UK Government Minister for Scotland David Duguid said:
“The oil and gas industry has already made great strides towards a greener, more sustainable future and the North Sea Transition Deal, agreed between the UK Government and industry, takes those ambitions a step further.
“The North East of Scotland has long been seen as a centre of excellence in the oil and gas industry – there’s no reason why it can’t now be seen as a global centre of excellence for energy transition.
“This is not just about making the transition from hydrocarbons to renewables. It’s about a transition of jobs, skills and expertise as well.
“The UK Government has worked consistently and intensively with the industry, and we will continue to do so, to make progress on a scientific, data and evidence-led basis.”
Chief Executive of the Oil & Gas Authority, Dr Andy Samuel said:
“This deal marks an exciting new chapter for the North Sea, confirming energy transition in action. It is the culmination of a lot of work between government, industry and the OGA. As long as oil and gas remain part of the UK’s energy mix, they must be produced more cleanly and in line with net zero.
“Our role includes monitoring and holding industry to account on its emissions reduction performance. The recent funding for a number of energy transition projects is very timely. We are happy to be supporting projects like Acorn, Hynet, Net Zero Teeside and Zero Carbon Humber, along with the Energy Transition Zone and the Global Underwater Hub.

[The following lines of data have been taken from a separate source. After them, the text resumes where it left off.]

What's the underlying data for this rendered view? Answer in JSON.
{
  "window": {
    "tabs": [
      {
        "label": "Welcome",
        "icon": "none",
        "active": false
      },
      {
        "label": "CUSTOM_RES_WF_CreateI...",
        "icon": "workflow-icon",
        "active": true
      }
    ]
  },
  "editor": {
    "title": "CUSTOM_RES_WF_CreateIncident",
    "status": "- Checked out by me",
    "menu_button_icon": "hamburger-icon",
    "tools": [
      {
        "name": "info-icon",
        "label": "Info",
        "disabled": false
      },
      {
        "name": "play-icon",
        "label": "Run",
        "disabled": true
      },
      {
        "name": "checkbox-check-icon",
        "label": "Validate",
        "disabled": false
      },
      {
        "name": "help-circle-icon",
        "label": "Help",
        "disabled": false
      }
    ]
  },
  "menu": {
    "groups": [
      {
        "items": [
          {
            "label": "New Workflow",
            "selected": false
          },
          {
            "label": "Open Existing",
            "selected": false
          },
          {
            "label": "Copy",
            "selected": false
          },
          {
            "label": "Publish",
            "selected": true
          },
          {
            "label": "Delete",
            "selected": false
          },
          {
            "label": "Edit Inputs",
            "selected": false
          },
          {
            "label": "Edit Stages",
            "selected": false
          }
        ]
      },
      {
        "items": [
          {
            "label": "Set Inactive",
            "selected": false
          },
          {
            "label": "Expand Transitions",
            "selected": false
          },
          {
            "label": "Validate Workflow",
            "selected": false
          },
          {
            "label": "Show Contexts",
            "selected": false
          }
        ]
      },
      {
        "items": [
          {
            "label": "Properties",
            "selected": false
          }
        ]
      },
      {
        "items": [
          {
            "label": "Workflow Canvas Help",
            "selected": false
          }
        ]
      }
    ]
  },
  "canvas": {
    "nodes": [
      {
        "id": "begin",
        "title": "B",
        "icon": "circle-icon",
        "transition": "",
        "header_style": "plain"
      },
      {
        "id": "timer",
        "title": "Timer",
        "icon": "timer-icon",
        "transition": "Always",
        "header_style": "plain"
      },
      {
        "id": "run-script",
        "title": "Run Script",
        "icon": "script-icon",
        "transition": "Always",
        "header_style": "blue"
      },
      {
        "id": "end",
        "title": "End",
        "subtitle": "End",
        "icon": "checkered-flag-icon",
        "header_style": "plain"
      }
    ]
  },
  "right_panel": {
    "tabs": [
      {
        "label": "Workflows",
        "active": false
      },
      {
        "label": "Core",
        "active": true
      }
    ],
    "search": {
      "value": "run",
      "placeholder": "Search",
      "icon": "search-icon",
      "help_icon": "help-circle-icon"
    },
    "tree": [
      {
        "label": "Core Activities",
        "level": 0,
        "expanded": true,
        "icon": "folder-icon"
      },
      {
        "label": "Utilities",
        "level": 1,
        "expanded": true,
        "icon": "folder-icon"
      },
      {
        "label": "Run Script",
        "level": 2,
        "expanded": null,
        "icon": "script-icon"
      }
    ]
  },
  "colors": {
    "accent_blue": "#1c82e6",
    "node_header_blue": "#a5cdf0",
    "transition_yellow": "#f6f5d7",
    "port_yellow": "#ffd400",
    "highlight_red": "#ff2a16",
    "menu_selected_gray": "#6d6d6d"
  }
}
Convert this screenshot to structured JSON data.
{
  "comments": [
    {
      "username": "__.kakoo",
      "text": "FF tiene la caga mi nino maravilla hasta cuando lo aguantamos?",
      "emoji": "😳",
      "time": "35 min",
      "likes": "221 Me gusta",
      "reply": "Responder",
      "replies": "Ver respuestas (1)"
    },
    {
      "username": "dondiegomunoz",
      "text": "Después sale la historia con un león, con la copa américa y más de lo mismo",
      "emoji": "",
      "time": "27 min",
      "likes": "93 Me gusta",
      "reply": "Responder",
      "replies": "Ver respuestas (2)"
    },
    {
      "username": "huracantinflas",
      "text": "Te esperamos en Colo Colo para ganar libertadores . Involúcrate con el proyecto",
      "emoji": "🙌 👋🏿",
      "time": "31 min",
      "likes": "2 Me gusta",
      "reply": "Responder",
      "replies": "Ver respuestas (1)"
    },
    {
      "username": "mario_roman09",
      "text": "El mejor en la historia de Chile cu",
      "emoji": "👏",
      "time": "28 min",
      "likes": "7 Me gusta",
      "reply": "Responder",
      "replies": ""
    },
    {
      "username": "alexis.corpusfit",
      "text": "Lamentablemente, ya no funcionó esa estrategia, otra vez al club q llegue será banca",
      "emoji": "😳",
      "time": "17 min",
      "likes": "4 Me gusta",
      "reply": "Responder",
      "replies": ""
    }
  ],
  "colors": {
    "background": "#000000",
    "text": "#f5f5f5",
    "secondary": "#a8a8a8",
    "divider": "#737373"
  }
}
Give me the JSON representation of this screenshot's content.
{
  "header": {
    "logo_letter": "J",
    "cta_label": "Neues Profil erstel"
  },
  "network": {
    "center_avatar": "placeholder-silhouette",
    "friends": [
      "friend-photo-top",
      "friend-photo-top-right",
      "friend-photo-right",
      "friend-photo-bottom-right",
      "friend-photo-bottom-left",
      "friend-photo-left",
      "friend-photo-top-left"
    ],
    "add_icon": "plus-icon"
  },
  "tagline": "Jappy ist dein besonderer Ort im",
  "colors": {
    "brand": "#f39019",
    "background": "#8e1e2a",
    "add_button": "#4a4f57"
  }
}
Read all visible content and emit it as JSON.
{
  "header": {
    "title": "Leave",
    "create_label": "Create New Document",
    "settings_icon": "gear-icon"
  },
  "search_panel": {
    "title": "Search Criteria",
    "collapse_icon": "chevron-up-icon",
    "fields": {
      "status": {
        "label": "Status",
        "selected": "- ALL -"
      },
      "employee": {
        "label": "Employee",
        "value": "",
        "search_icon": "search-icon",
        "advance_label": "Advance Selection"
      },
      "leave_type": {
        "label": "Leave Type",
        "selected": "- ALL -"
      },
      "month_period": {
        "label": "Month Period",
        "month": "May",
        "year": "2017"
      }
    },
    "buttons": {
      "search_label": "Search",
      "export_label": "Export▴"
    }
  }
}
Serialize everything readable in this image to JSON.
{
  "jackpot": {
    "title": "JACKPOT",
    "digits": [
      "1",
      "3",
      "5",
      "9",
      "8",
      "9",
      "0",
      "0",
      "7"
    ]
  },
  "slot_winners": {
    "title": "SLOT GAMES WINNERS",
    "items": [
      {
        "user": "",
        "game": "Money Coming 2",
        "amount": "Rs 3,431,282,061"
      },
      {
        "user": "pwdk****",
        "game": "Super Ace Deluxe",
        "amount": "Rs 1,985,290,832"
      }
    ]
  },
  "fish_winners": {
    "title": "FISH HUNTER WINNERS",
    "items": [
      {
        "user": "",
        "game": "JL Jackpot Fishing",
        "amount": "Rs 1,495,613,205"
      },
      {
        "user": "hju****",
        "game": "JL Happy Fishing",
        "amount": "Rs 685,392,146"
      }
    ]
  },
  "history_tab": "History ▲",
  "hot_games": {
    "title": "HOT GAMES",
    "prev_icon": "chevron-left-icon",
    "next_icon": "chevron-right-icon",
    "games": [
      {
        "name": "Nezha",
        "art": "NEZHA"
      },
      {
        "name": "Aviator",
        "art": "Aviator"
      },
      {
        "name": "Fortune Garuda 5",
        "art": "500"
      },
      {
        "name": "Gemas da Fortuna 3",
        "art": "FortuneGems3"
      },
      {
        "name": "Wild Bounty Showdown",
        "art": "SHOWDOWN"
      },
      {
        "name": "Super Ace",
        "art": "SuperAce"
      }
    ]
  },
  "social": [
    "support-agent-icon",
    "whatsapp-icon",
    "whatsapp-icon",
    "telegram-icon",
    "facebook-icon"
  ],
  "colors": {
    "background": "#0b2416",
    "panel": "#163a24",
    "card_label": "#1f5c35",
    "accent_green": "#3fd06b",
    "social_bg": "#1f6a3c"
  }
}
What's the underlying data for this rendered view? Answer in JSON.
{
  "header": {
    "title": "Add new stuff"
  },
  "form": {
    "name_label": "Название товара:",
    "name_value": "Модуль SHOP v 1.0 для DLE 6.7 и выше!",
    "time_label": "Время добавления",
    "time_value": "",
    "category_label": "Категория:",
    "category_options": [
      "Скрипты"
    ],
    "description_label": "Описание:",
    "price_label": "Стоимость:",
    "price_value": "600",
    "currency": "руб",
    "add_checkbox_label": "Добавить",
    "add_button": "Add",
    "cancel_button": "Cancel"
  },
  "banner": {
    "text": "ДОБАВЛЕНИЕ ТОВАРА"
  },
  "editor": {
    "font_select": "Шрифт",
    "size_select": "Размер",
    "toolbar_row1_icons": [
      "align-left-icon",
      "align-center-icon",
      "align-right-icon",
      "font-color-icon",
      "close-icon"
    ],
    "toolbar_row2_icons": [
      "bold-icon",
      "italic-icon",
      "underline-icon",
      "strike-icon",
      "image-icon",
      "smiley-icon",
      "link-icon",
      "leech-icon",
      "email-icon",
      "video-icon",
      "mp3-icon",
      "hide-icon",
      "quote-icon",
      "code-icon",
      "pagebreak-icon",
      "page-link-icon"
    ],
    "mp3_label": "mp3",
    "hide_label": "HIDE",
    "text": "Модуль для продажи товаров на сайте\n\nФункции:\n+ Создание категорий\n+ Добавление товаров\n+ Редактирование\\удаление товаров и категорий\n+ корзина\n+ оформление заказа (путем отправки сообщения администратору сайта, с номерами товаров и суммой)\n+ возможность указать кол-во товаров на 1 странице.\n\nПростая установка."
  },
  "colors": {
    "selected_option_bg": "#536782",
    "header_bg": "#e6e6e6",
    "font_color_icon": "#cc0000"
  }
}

“Our studies show how the UK Continental Shelf can provide 60% of the UK’s overall carbon reduction requirements to meet Net Zero 2050, through electrification, carbon capture and storage, hydrogen and offshore wind.”